As it happens we didn’t need the flashlight. We never lost power; nor did a tree fall on our house; nor did our street flood. Yes, there was some impressive wind now and again, but for the most part, for us, Hurricane Irene was a bust. I was disappointed, and I’ll bet lots of people felt the same way. The build-up is overwhelming; inescapable; constant. If, however, you admit to being disappointed when a much-anticipated disaster passes you by, someone more sensible is bound to say, in a tsk-tsk tone of voice, “You should be grateful that nothing bad happened to you or anyone you love.”

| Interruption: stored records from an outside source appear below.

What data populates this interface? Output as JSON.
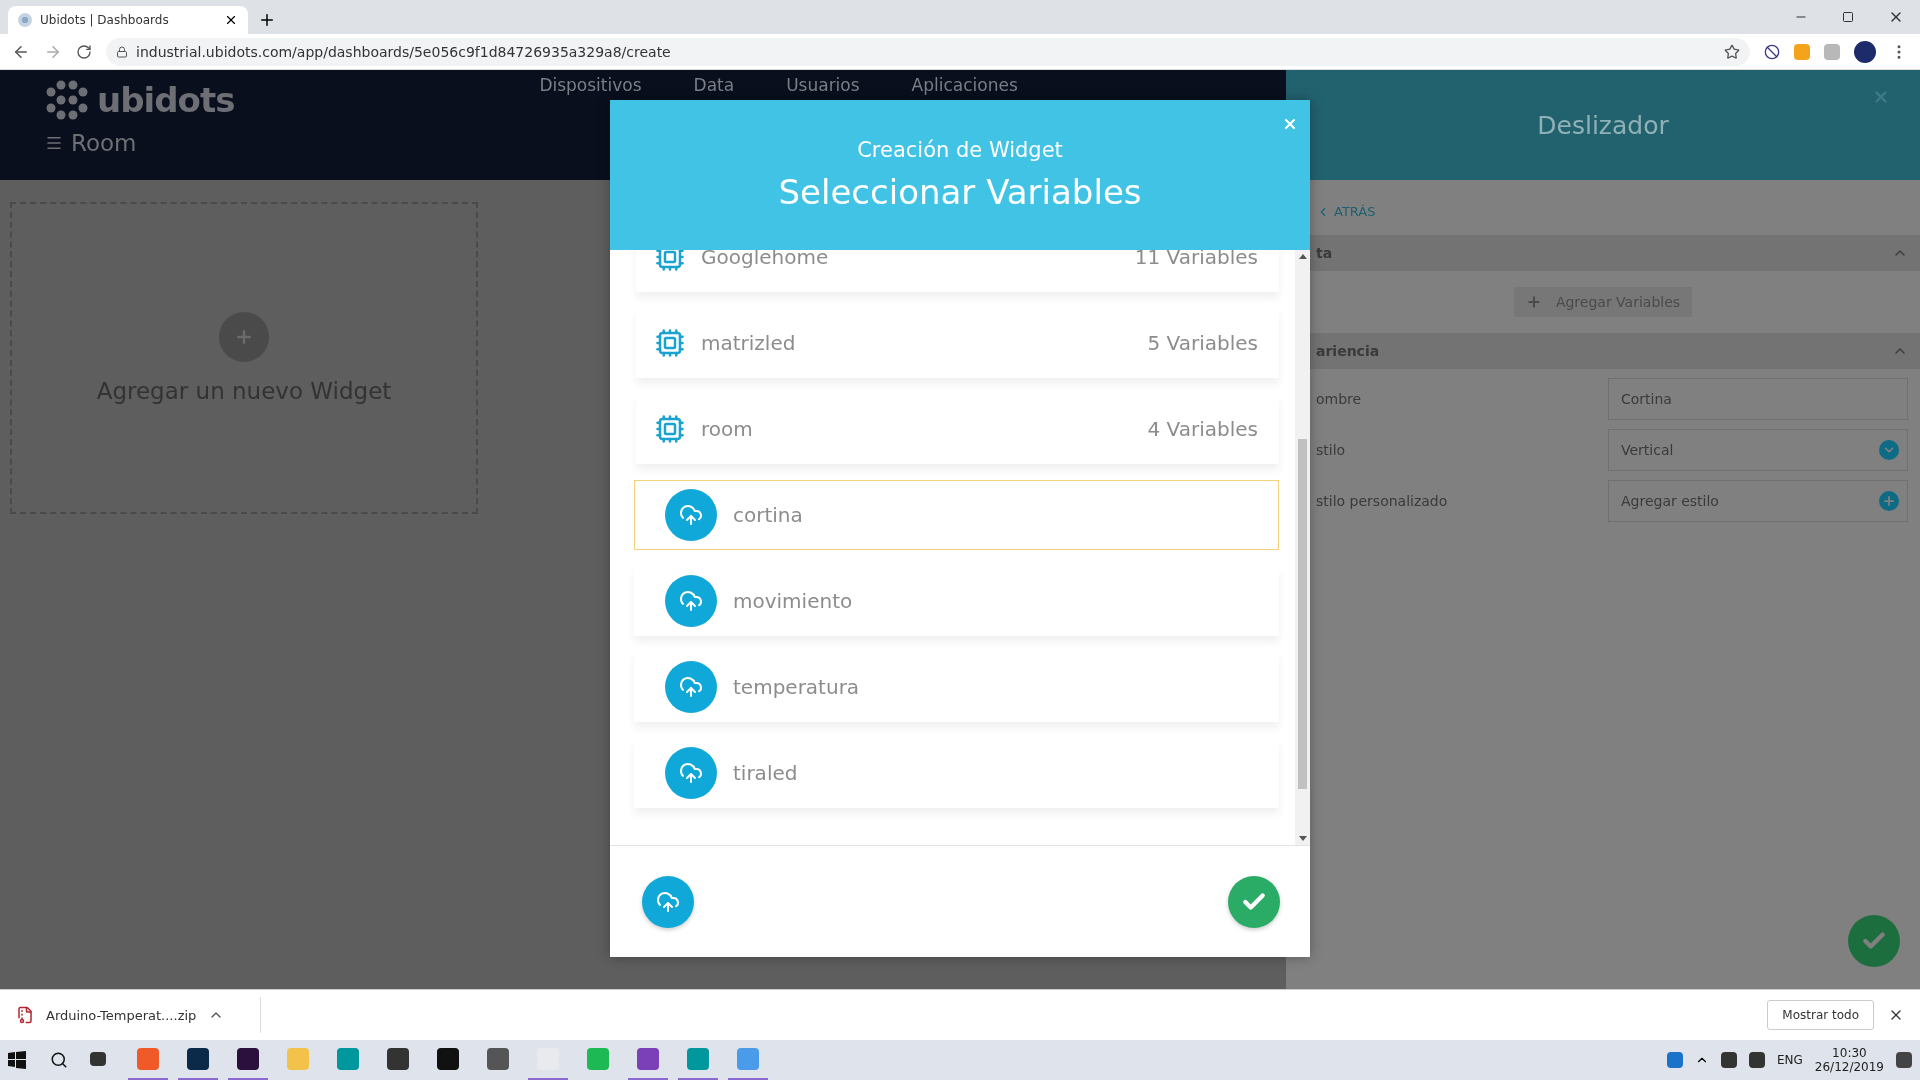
{
  "browser": {
    "tab_title": "Ubidots | Dashboards",
    "url": "industrial.ubidots.com/app/dashboards/5e056c9f1d84726935a329a8/create"
  },
  "app": {
    "logo": "ubidots",
    "nav": [
      {
        "label": "Dispositivos"
      },
      {
        "label": "Data"
      },
      {
        "label": "Usuarios"
      },
      {
        "label": "Aplicaciones"
      }
    ],
    "dashboard": "Room",
    "add_widget": "Agregar un nuevo Widget"
  },
  "side_panel": {
    "title": "Deslizador",
    "back": "ATRÁS",
    "data_section": "ta",
    "add_variables": "Agregar Variables",
    "appearance_section": "ariencia",
    "fields": [
      {
        "label": "ombre",
        "value": "Cortina",
        "kind": "text"
      },
      {
        "label": "stilo",
        "value": "Vertical",
        "kind": "select"
      },
      {
        "label": "stilo personalizado",
        "value": "Agregar estilo",
        "kind": "add"
      }
    ]
  },
  "modal": {
    "subtitle": "Creación de Widget",
    "title": "Seleccionar Variables",
    "items": [
      {
        "kind": "device",
        "name": "Googlehome",
        "count": "11 Variables",
        "selected": false
      },
      {
        "kind": "device",
        "name": "matrizled",
        "count": "5 Variables",
        "selected": false
      },
      {
        "kind": "device",
        "name": "room",
        "count": "4 Variables",
        "selected": false
      },
      {
        "kind": "variable",
        "name": "cortina",
        "selected": true
      },
      {
        "kind": "variable",
        "name": "movimiento",
        "selected": false
      },
      {
        "kind": "variable",
        "name": "temperatura",
        "selected": false
      },
      {
        "kind": "variable",
        "name": "tiraled",
        "selected": false
      }
    ]
  },
  "downloads": {
    "file": "Arduino-Temperat....zip",
    "show_all": "Mostrar todo"
  },
  "taskbar": {
    "lang": "ENG",
    "time": "10:30",
    "date": "26/12/2019"
  }
}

After the hurricane, the same media that had whipped us into a frenzy to match Irene’s started reporting on the results. People were flooded, stranded, lost their homes. Bridges were damaged and washed away. Although the worst damage on our street was relatively benign, huge trees fell elsewhere in town, blocking roads and ripping up sidewalks. Below is a picture of the road we drive to get to the house in West Wardsboro.

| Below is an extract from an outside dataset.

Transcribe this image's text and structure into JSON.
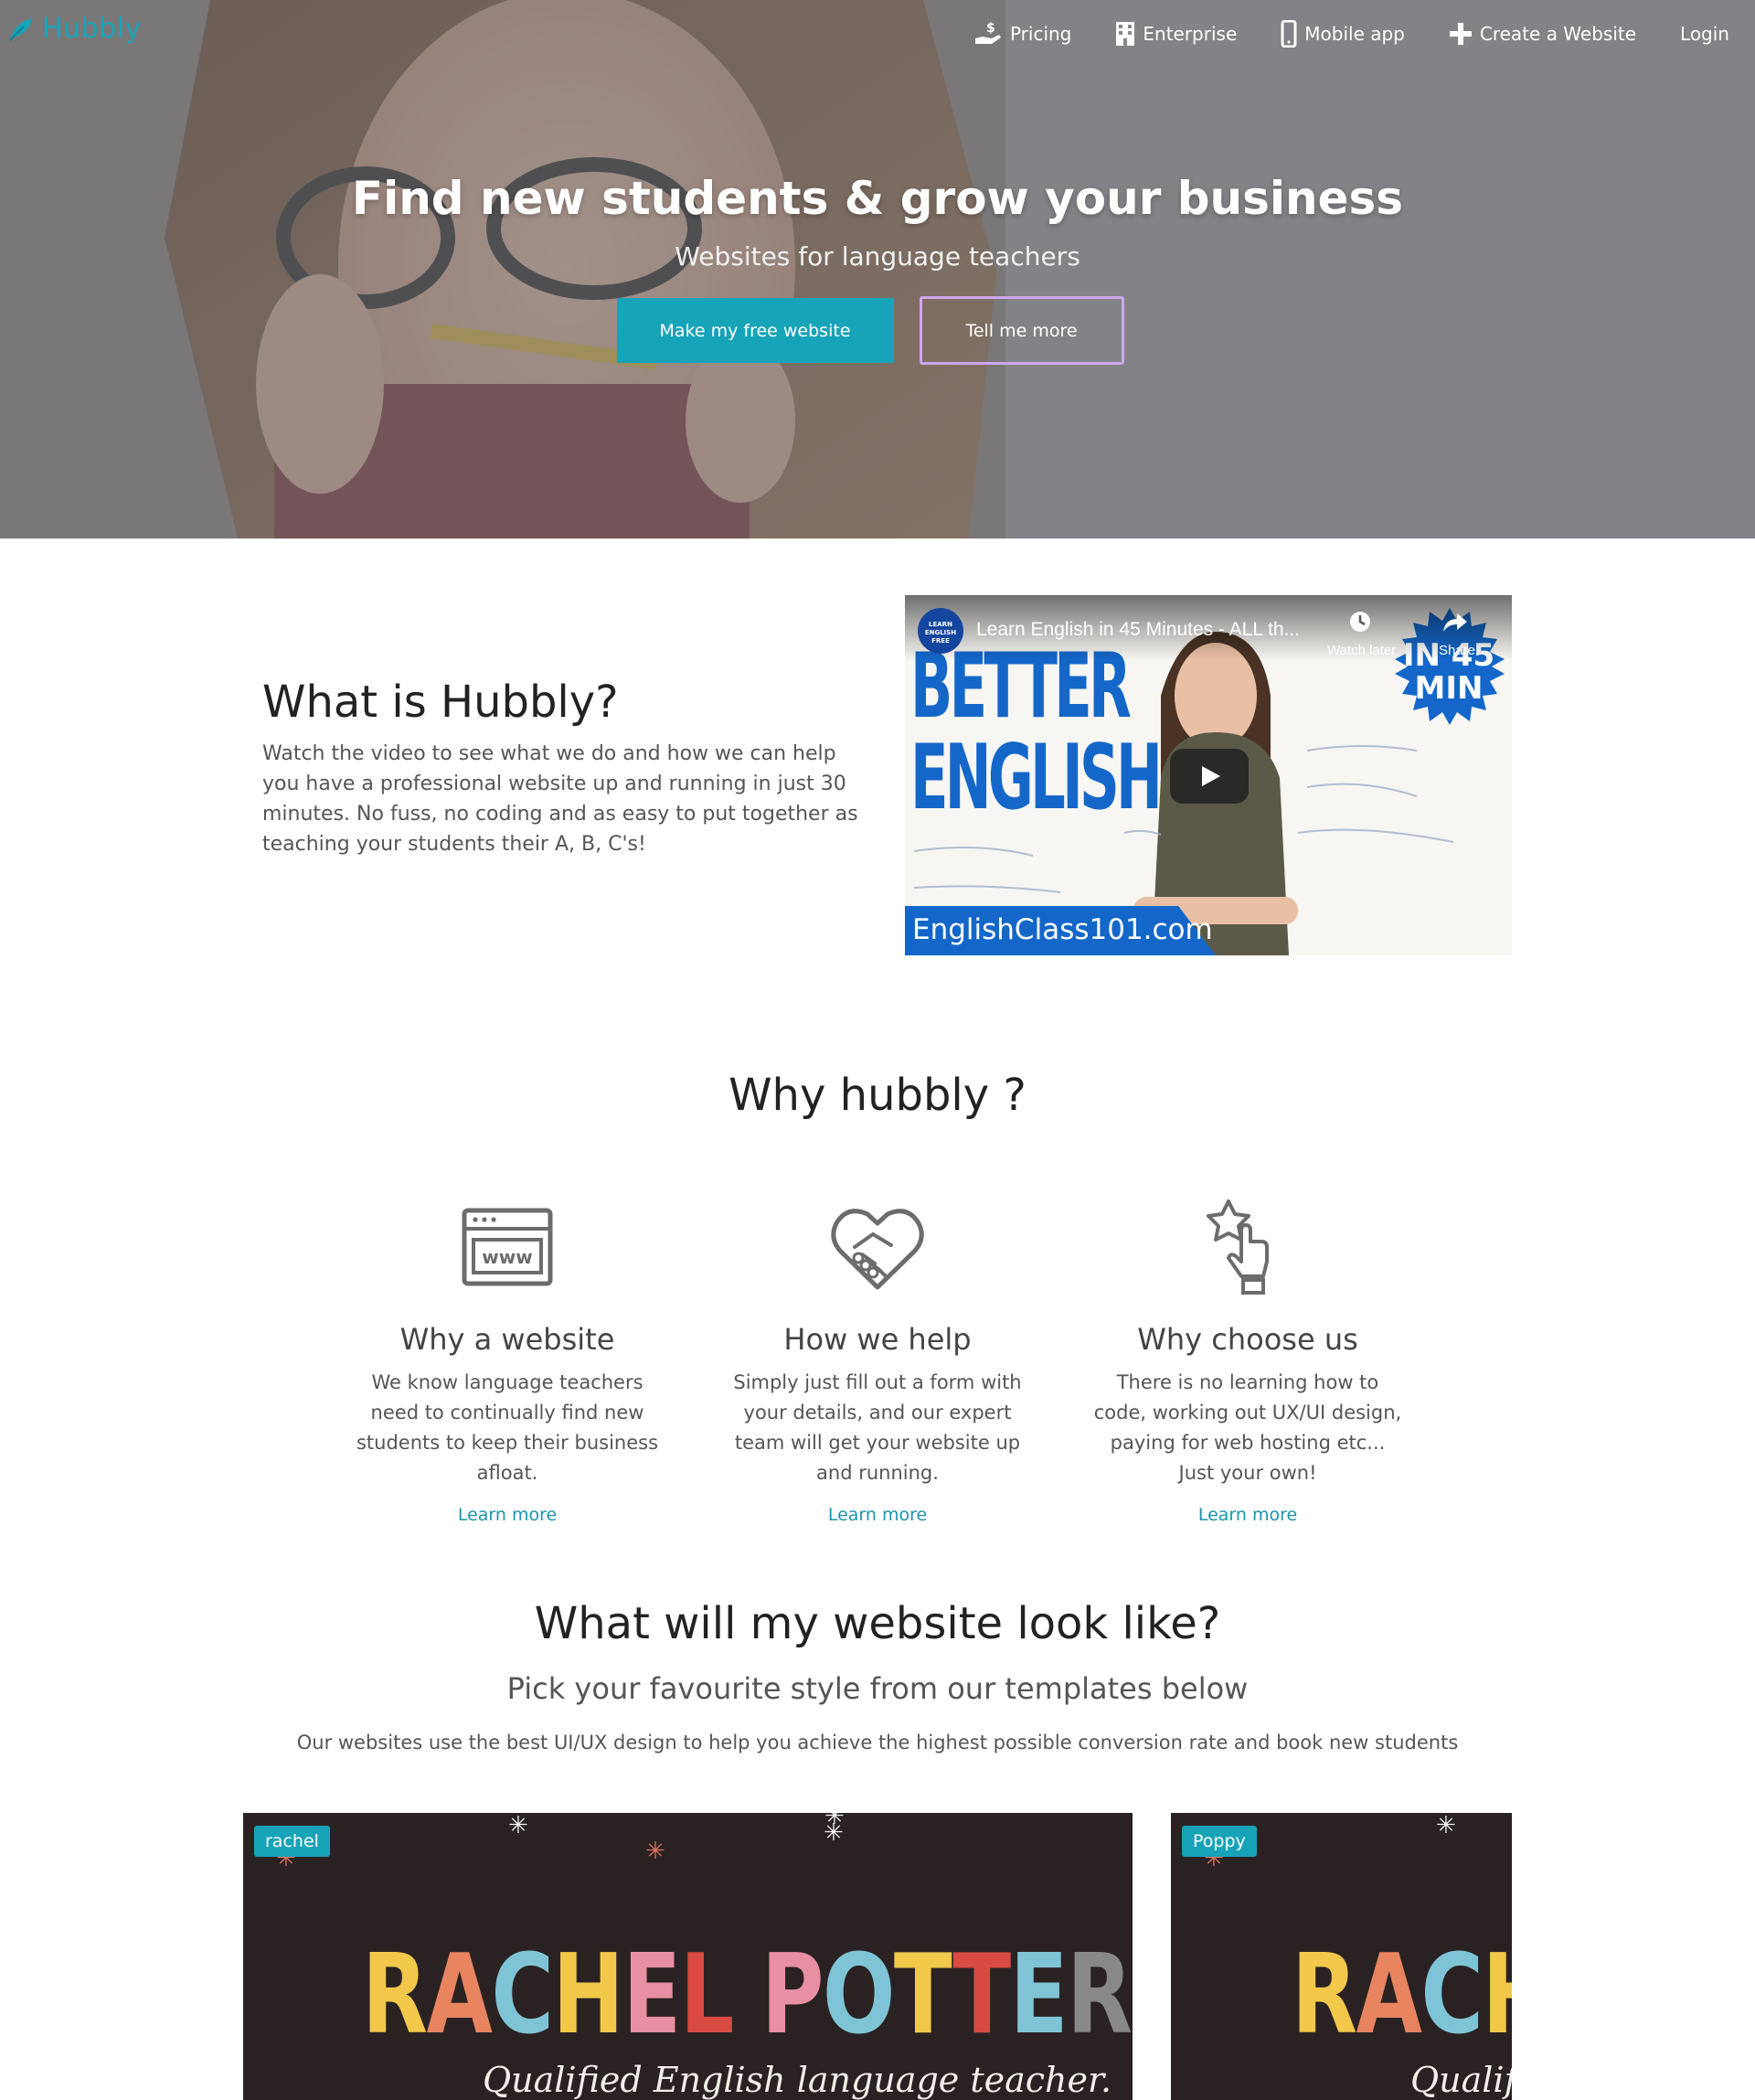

Next time a natural disaster passes me by I promise not to whine. Instead I’ll say, “I am so grateful that nothing bad happened to me or my loved ones.”

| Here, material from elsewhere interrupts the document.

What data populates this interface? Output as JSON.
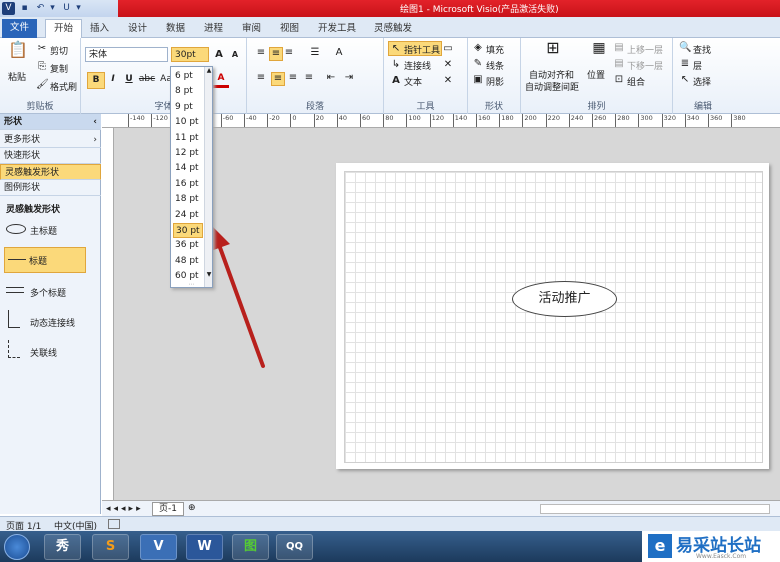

Fleeting beauty

My husband and I visit with family in southern Vermont frequently throughout the year, and that’s where we were for Memorial Day weekend. The house has an extensive garden and it was blooming like crazy with purple and pink flowers that I’d never seen before. “Those are beautiful,” I said. “Did you plant them this year?” The answer was no, the lupins (which is what they turned out to be) had been blooming at this same time of year, every year, for many years.

How could we have missed them, I thought? We’ve seen the garden in bloom before, many, many times. I realized that we must not have visited in late May or early June which is, apparently, when the lupin are in bloom. Every year this beautiful display happens, and depending on the family’s various schedules, there are some years when no one sees it.

I understand the fleeting beauty of flowers. My own house has a wisteria vine that runs the length of our front porch, trained along a metal rod that was hung for just that purpose. For a couple of weeks in May, when the wisteria is in full bloom, I feel like I live in a chateau in the Loire Valley. The bright yellow forsythia bushes that border our property seem to bloom and disappear within days. They come and go so fast that some years I doubt that I saw them at all. And our apple tree, old and tired and broken down as it is, still manages to produce flowers every other year, presaging the small crop of apples that I’ll have to pick up before mowing in the late summer.

Also in bloom at the house in Vermont, but with some evidence that their days were already numbered, were the lilac bushes. They were alive with so much activity that I was content to watch, inhaling their perfume, for long stretches at a time. The most colorful visitors were the yellow and black monarch butterflies. They would land with their wings spread open and stick a long thin proboscis down the lilac, pull it out covered with yellow pollen, and immediately poke it into the next flower. One of the butterflies was missing half of its left wing, and yet it didn’t seem deterred. It performed just as the others did, and flew off when it was done. Later we saw another butterfly missing half of the opposite wing. It must be a dangerous business, being a butterfly.

Before we left Vermont I stood in the yard where I could smell the lilacs and admire the lupins at the same time. The sun was perfect, just warm enough to warrant the shorts and tank top I was wearing, but not so warm as to risk driving me back inside. For a few moments I was in my idea of heaven. I wondered how I could keep that feeling with me; the sights, the sounds, the smells.

Maybe if I try very hard, I’ll be able to find something fleeting to appreciate every day, and in that way, I’ll be able to keep the spirit of that feeling alive. After all, flowers are not the only things with short seasons; in the grand scheme of things, ours are short as well.